The Common Injury That Is Becoming A Silent Epidemic

Traumatic brain injury (TBI) is one of the leading causes of death and disability in the U.S. and is considered a serious threat to public health and safety. According to Mindbodygreen, TBIs account for 30% of all injury-related deaths and affect millions of Americans every year.

Also known as a close head injury (CHI) or concussion syndrome (CS), a TBI is caused by blunt force trauma to the head. This can be the result of a number of potentially dangerous incidents, including a fall, a car accident, or even a sports-related injury.

TBIs are evaluated on a scale of 1 to 10, with one being a minor bump to the head and 10 being the most severe head injury. While 70% to 90% of all cases of TBI are considered minor or mild, experts believe this is an underestimation since many cases go unrecognized and untreated. That's why it is sometimes referred to as a "silent epidemic."

How to tell if you have a TBI

Although anyone can sustain a head injury that could lead to a TBI, some people are more at risk than others.
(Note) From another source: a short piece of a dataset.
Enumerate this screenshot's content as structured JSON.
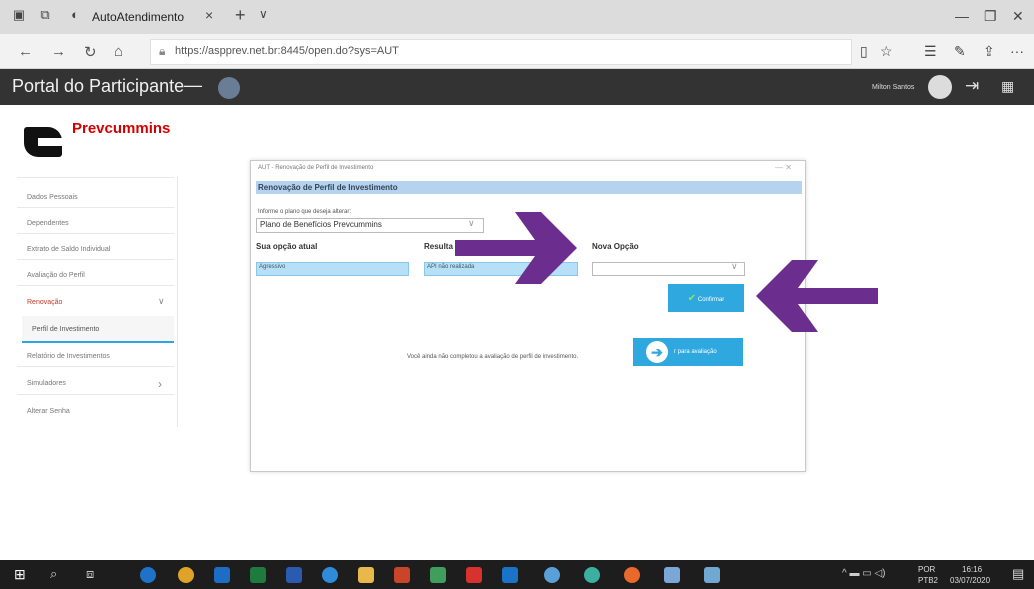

According to CNET, athletes, military personnel, construction workers, police officers, older adults, toddlers, and survivors of domestic violence are most likely to be at risk of a TBI. That's because some of the leading causes of TBIs include car crashes, assaults, gunshot wounds, and other injuries relating to sports, law enforcement, war, and recreational activities.

Regardless of how you hit your head, it's important to know which signs and symptoms of TBIs you need to watch out for. Some common symptoms of a mild TBI include headache, dizziness, blurred vision, confusion, nausea, mood changes, and sensitivity to light and sound. These are all signs of a standard concussion. However, more severe head injuries can lead to much more serious and damaging symptoms. For instance, slurred speech, seizures, loss of consciousness, memory problems, numbness, weakness, difficulty waking up, and loss of coordination or balance are all symptoms of moderate to severe TBIs. If you've experienced any injury that could lead to a TBI, you should seek immediate medical attention.